Laura Cull Ó Maoilearca (Amsterdam University of the Arts, NL)
Performance Philosophy and Animals: Towards a Radical Equality
Respondent: Jeff Diamanti (Environmental Humanities, University of Amsterdam)
Can art allow humans to occupy the worlds of non-human animals? How can performance contribute to addressing anthropocentrism, speciesism and the violence toward animal bodies such perspectives enable? Laura Cull Ó Maoilearca will address the importance and challenges of including animals in how we think about the relation between politics and performance according to an intersectional approach that considers how animal oppression connects with other forms of structural violence and inequality.

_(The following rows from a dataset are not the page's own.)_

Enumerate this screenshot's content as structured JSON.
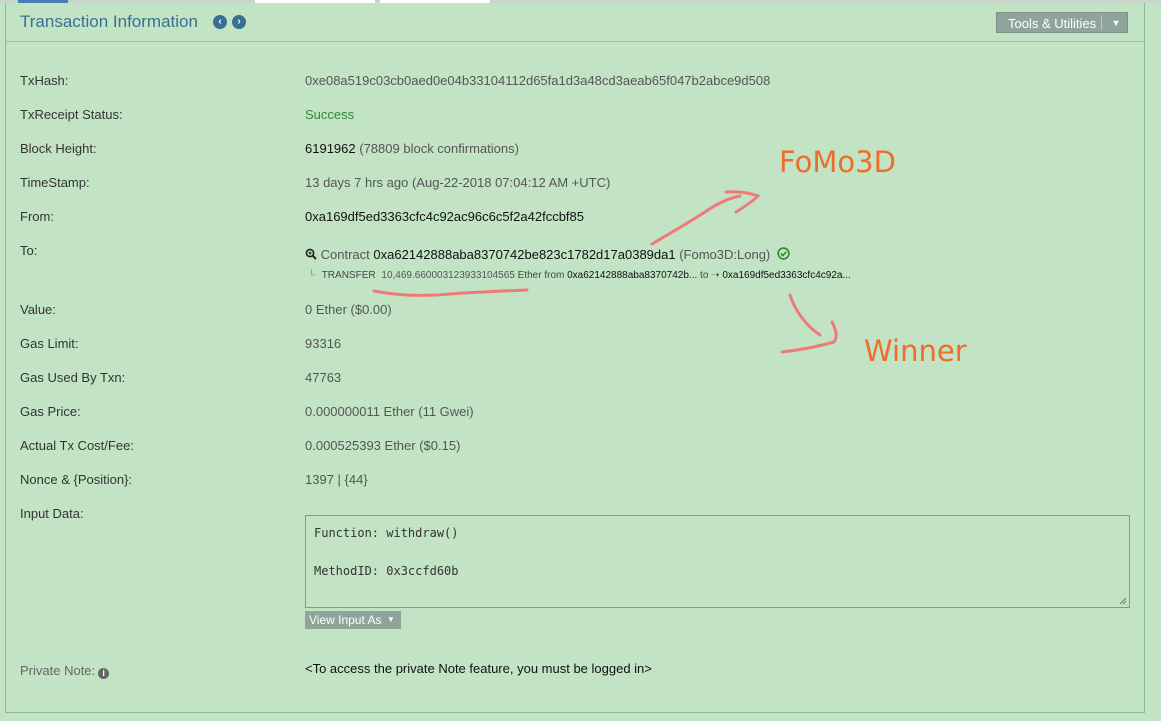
{
  "header": {
    "title": "Transaction Information",
    "prev_icon": "chevron-left-circle-icon",
    "next_icon": "chevron-right-circle-icon",
    "tools_label": "Tools & Utilities"
  },
  "rows": {
    "txhash": {
      "label": "TxHash:",
      "value": "0xe08a519c03cb0aed0e04b33104112d65fa1d3a48cd3aeab65f047b2abce9d508"
    },
    "status": {
      "label": "TxReceipt Status:",
      "value": "Success"
    },
    "block": {
      "label": "Block Height:",
      "number": "6191962",
      "confirmations": "(78809 block confirmations)"
    },
    "timestamp": {
      "label": "TimeStamp:",
      "value": "13 days 7 hrs ago (Aug-22-2018 07:04:12 AM +UTC)"
    },
    "from": {
      "label": "From:",
      "value": "0xa169df5ed3363cfc4c92ac96c6c5f2a42fccbf85"
    },
    "to": {
      "label": "To:",
      "contract_word": "Contract",
      "address": "0xa62142888aba8370742be823c1782d17a0389da1",
      "name": "(Fomo3D:Long)",
      "transfer_prefix": "TRANSFER",
      "transfer_amount": "10,469.660003123933104565",
      "transfer_unit": "Ether from",
      "transfer_from": "0xa62142888aba8370742b...",
      "transfer_to_word": "to",
      "transfer_arrow": "➝",
      "transfer_to": "0xa169df5ed3363cfc4c92a..."
    },
    "value": {
      "label": "Value:",
      "value": "0 Ether ($0.00)"
    },
    "gas_limit": {
      "label": "Gas Limit:",
      "value": "93316"
    },
    "gas_used": {
      "label": "Gas Used By Txn:",
      "value": "47763"
    },
    "gas_price": {
      "label": "Gas Price:",
      "value": "0.000000011 Ether (11 Gwei)"
    },
    "fee": {
      "label": "Actual Tx Cost/Fee:",
      "value": "0.000525393 Ether ($0.15)"
    },
    "nonce": {
      "label": "Nonce & {Position}:",
      "value": "1397 | {44}"
    },
    "input": {
      "label": "Input Data:",
      "line1": "Function: withdraw()",
      "line2": "MethodID: 0x3ccfd60b",
      "view_as_label": "View Input As"
    },
    "note": {
      "label": "Private Note:",
      "value": "<To access the private Note feature, you must be logged in>"
    }
  },
  "annotations": {
    "fomo": "FoMo3D",
    "winner": "Winner",
    "color": "#ef6d2a",
    "scribble_color": "#f07a7a"
  },
  "colors": {
    "background": "#c2e4c5",
    "title": "#3a6f93",
    "success": "#2d8a2d",
    "button": "#8fa49a"
  }
}
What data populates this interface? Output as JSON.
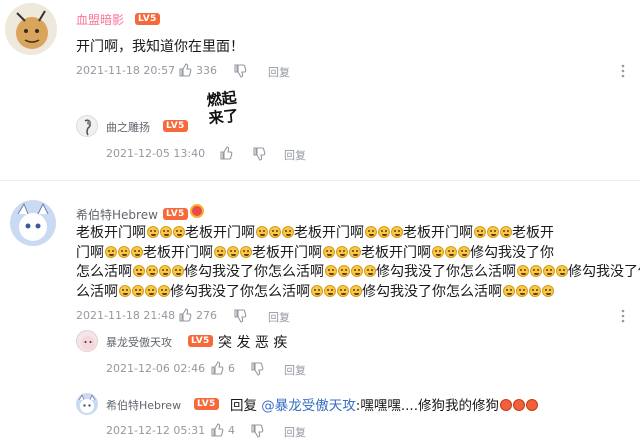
{
  "comments": [
    {
      "username": "血盟暗影",
      "level": "LV5",
      "text": "开门啊，我知道你在里面！",
      "date": "2021-11-18 20:57",
      "likes": "336",
      "reply_label": "回复"
    },
    {
      "username": "希伯特Hebrew",
      "level": "LV5",
      "text_segments": [
        "老板开门啊",
        "老板开门啊",
        "老板开门啊",
        "老板开门啊",
        "老板开",
        "门啊",
        "老板开门啊",
        "老板开门啊",
        "老板开门啊",
        "修勾我没了你",
        "怎么活啊",
        "修勾我没了你怎么活啊",
        "修勾我没了你怎么活啊",
        "修勾我没了你怎",
        "么活啊",
        "修勾我没了你怎么活啊",
        "修勾我没了你怎么活啊"
      ],
      "date": "2021-11-18 21:48",
      "likes": "276",
      "reply_label": "回复"
    }
  ],
  "replies": [
    {
      "username": "曲之雕扬",
      "level": "LV5",
      "sticker_text": [
        "燃起",
        "来了"
      ],
      "date": "2021-12-05 13:40",
      "reply_label": "回复"
    },
    {
      "username": "暴龙受傲天攻",
      "level": "LV5",
      "text": "突 发 恶 疾",
      "date": "2021-12-06 02:46",
      "likes": "6",
      "reply_label": "回复"
    },
    {
      "username": "希伯特Hebrew",
      "level": "LV5",
      "reply_prefix": "回复",
      "mention": "@暴龙受傲天攻",
      "text": ":嘿嘿嘿....修狗我的修狗",
      "date": "2021-12-12 05:31",
      "likes": "4",
      "reply_label": "回复"
    }
  ],
  "icons": {
    "like": "thumb-up-icon",
    "dislike": "thumb-down-icon",
    "more": "more-vertical-icon"
  },
  "colors": {
    "level_badge": "#f6693a",
    "mention_link": "#3a6fc3",
    "username": "#fb7299"
  }
}
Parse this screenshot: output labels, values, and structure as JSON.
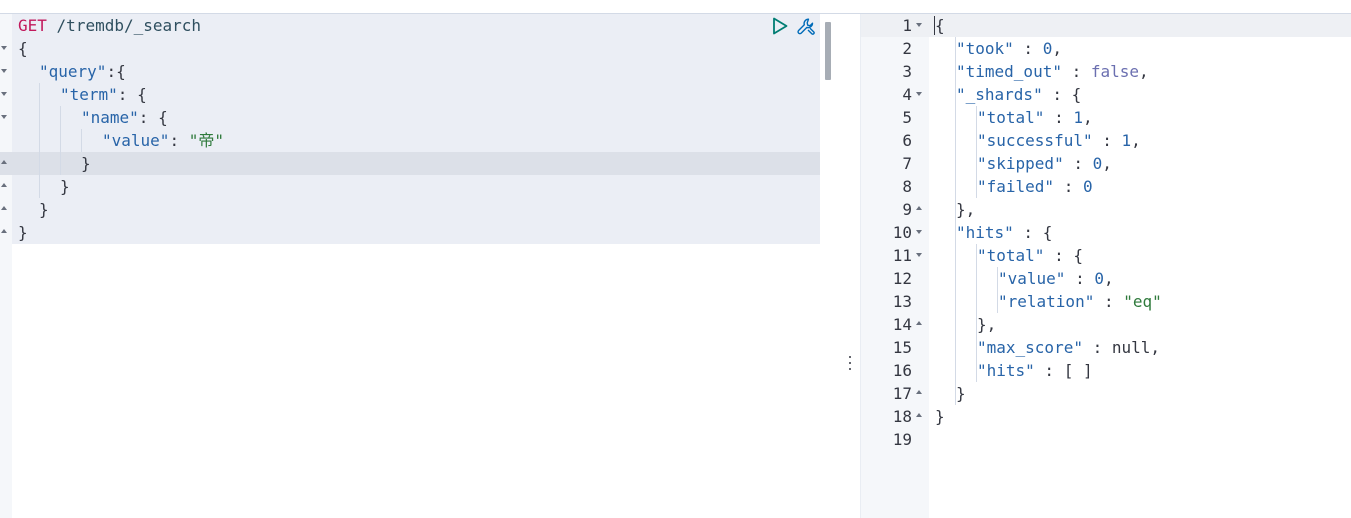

Laura Cull Ó Maoilearca is Lector, Head of DAS Graduate School and Head of Research at the Academy of Theatre and Dance, Amsterdam University of the Arts in the Netherlands. Her current research project is the AHRC-funded Leadership Fellowship, Performance Philosophy & Animals: Towards a Radical Equality (2019-2022). Her recent books include: The Routledge Companion to Performance Philosophy (Routledge, 2020) and Encounters in Performance Philosophy (Palgrave, 2014), both co-edited with Alice Lagaay. She is a founding core convener of the international research network, Performance Philosophy, joint series editor of the Performance Philosophy book series with Rowman & Littlefield, and an editor of the open access Performance Philosophy journal. Laura originally trained as an artist at the Slade School of Art in London and presented performances internationally including Tanzquartier Wien (2015); ICA London (2008); Serpentine Gallery, London (2008, with the artists’ collective, SpRoUt); and TATE Britain (2003).
Thursday 24 June 2021, 16:00-18:00 CET
Ana Vujanović (Independent scholar and cultural worker, Berlin/Belgrade)
The politics of production in the performing arts
Respondent: Christa-Maria Lerm Hayes (Art History, University of Amsterdam)
The lecture argues that performance today is a model of production, rather than a model of politics, as it has been assumed in democratic society. This, however, does not mean that the performance is apolitical or politically irrelevant, but that its politicality is now usually indirect and tacit, predominantly operating in the register of the ‘political unconscious’. Reasons for that indirect and dubious politicality of the performing arts should be found in a wider socio-economic process of today’s neoliberal society. The point is that therein, politics has already been immersed in capitalist production, which is post-Fordist and post-industrial. That phenomenon has multifold causes and consequences. In order to disentangle it, I unfold the twin processes of the economisation of politics and the politicisation of production, as a backdrop against which one should approach the issue of the political dimension of art today.
Ana Vujanović holds a Ph.D. in Humanities (Theatre Studies). She has lectured at various universities and was a professor in the Performance Studies Department at the University Hamburg. Since 2016 she is a team member and mentor at SNDO – School for New Dance Development, AHK Amsterdam. She was a founding member of the TkH [Walking Theory], a Belgrade-based collective, and editor-in-chief of the TkH Journal for Performing Arts Theory (2001-17). She has published a number of articles and several books, such as Public Sphere by Performance, with B. Cvejic (2012), A Live Gathering: Performance and Politics in Contemporary Europe, edited with L. Piazza (2019) and Toward a Transindividual Self, with B. Cvejic (2021). She also works as a dramaturg in contemporary theatre, dance, performance and film. With filmmaker Marta Popivoda she is engaged in long-term artistic-theoretical research, which most recently resulted in a documentary Landscapes of Resistance (2021).
with the support of the Amsterdam School for Cultural Analysis and Department of Art and Culture, University of Amsterdam